Robert and Ella’s welcoming of refugees would not come as a surprise to people who know them.  Robert earned a fellowship through Rotary International and had the opportunity to interview one hundred writers

during his time in South America.  He explained that this cultural training led him to an appreciation for opening up to other cultures.

The arrangement that the Packards have established with the refugees and immigrants was covered by Jennifer Rooks of MPBN’s Maine Watch, the only televised statewide public affairs program in Maine. The Packards were also recognized in articles about the Somalis in Maine in the New Yorker and the New York Times and in an Heifer International publication.

Robert Packard received the “Making the World a Better Place” award from his alma mater, Hamline University, in St. Paul, Minnesota in 2011.  While teaching, Packard was the director of the World Citizen Forum Project for schools in Connecticut.  According to a report in an Androscoggin Land Trust newsletter, Packard arranged the first formal contract between the United Nations Ambassadors of Egypt and Israel, and two hundred social studies teachers.  He also was recognized by Rotary International for a Community Outreach award.

It is because of the Packard’s generosity and

willingness to try something new that the New American Sustainable Agriculture Project has been such a success at the Packard-Littelfield Farm.  Individual refugee and immigrant farmers and market gardeners have had the opportunity to produce vegetables on their own plots.  There are incentives for farmers to be given additional land to farm as the size of each grower’s farming plot correlates with the number of years that they have been enrolled in the program.  There are three levels of farmers in this training program.

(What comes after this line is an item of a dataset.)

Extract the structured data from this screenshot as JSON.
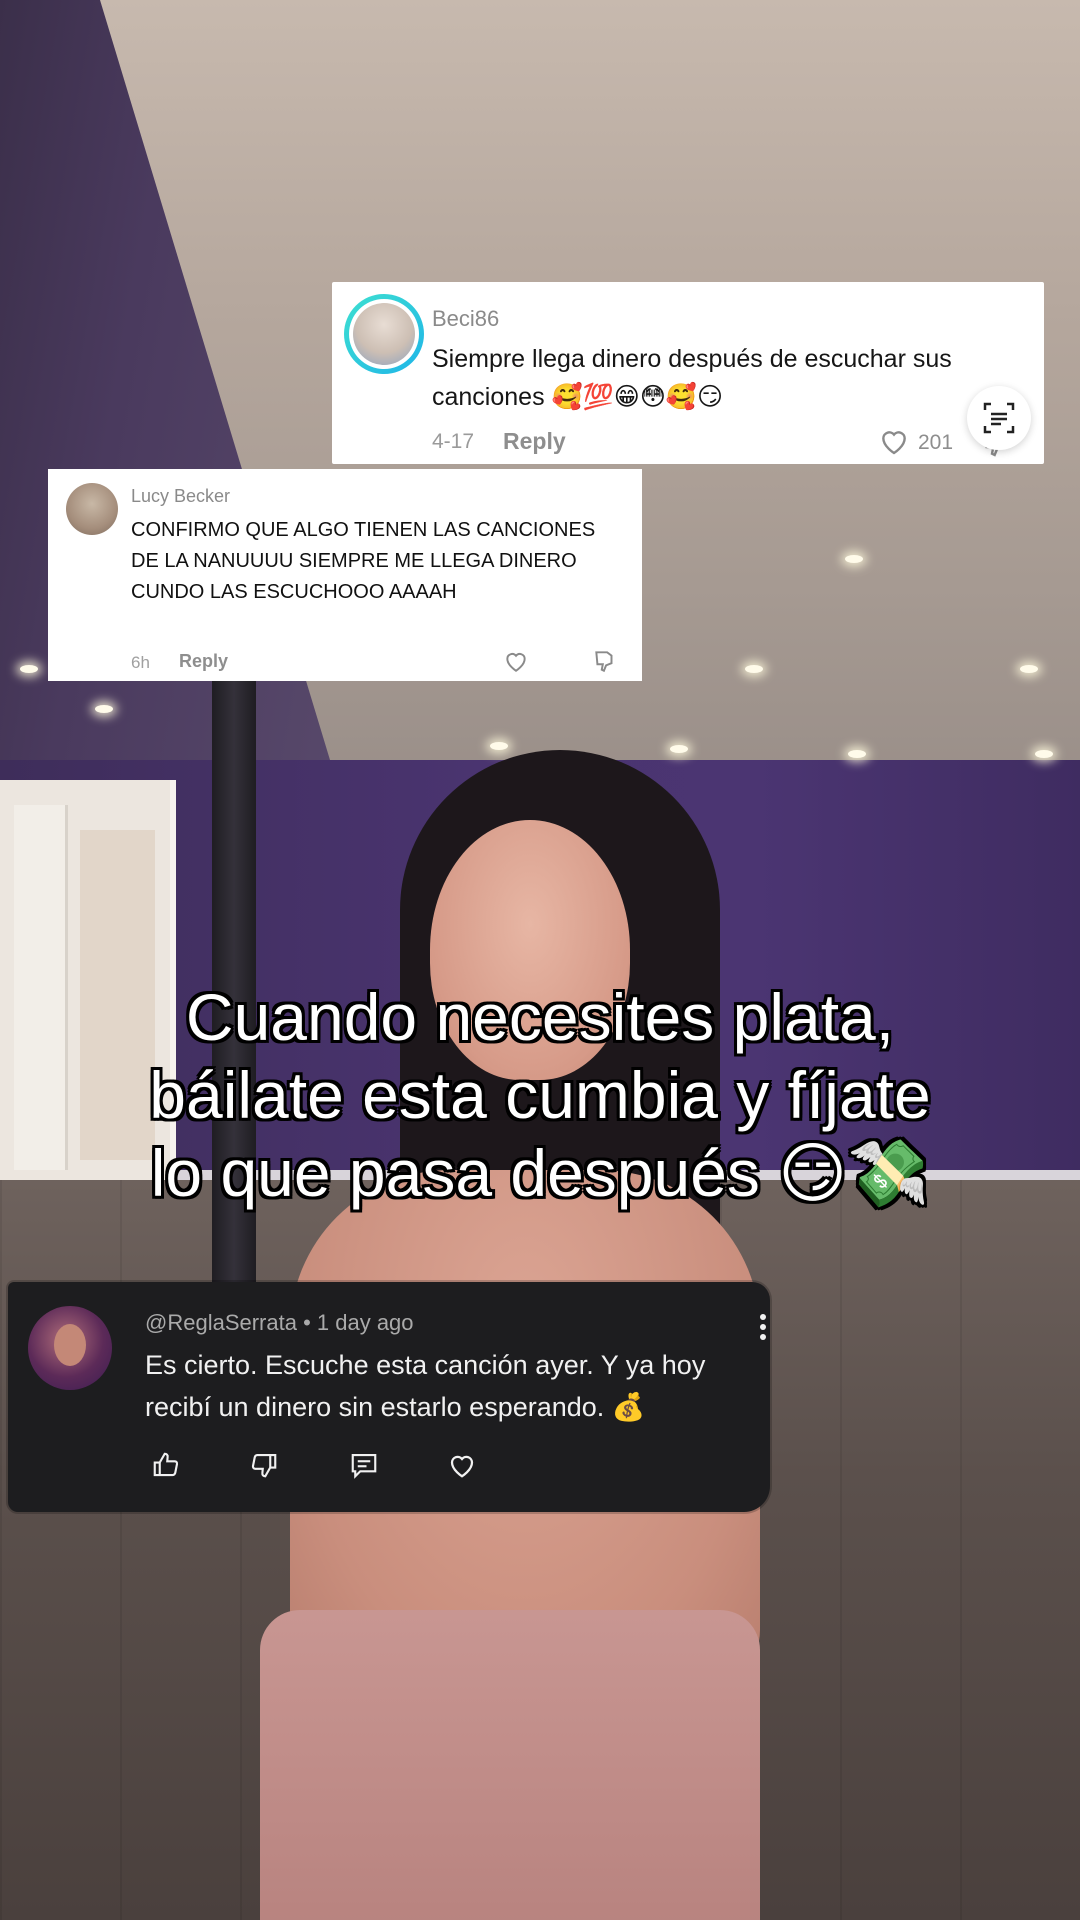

Robert and Ella Mae may both have retired

from their teaching jobs, but they have still remained teachers at heart. Because of their

willingness to host NASAP on their farm they are educating Mainers and people throughout the country about the success that can be achieved by providing land, guidance, training, and encouragement to refugees and immigrants who are looking to agriculture as a means of supporting and feeding their families.

HOME PAGEUnique_Maine_Farms.html
Hay For SalePackard_-_Hay_for_Sale.html

Mohamed AbukarPackard_-_Mohamed.html
Batula p. 1Packard_-_Batula.html

Seynab p. 1Packard_-_Seynab_Alis.html

Hussein p. 1Packard_-_Hussein.html

Hussein p. 2Packard_-_Hussein_-_p._2.html

Twenty-five volunteers from a Day of Caring helped at Packard-Littlefield Farm on Sept. 7, 2012, to disassemble the irrigation system. Pictured in this photo were Central Maine Community College volunteers from left: Shana Connar, farmer Esperanza Esheverria, and Matt Charette.  Esperanza Echeverria immigrated from Guatemala and has been gardening with NASAP since 2002. She started her farm business in 2006 and now grows a variety of vegetables that she sells at the Lewiston Farmers’ Market. Esperanza serves the local Hispanic community by growing hard-to-find, culturally appropriate vegetables on her own farm.

Ella Mae Littlefield Packard and Robert Packard

Seynab Ali and Batula Ismail

Hawa Ibrahim

Seynab Ali

Mohamed Abukar

Hussein Muktar

Batula p. 2Packard_-_Batula_-_p._2.html
Hawa Ibrahim p.1Packard_-_Hawa.html
Farm ScenesPackard_-_Scenes_Around.html
 Hawa Ibrahim p.2Packard_-_Hawa_2.html
Hawa Ibrahim p.3Packard_-_Hawa_Lewiston.html
Batula p. 3Packard_-_Batula_-_Lewiston.html
Seynab p. 2Packard_-_Seynab_Ali_-_p._2.html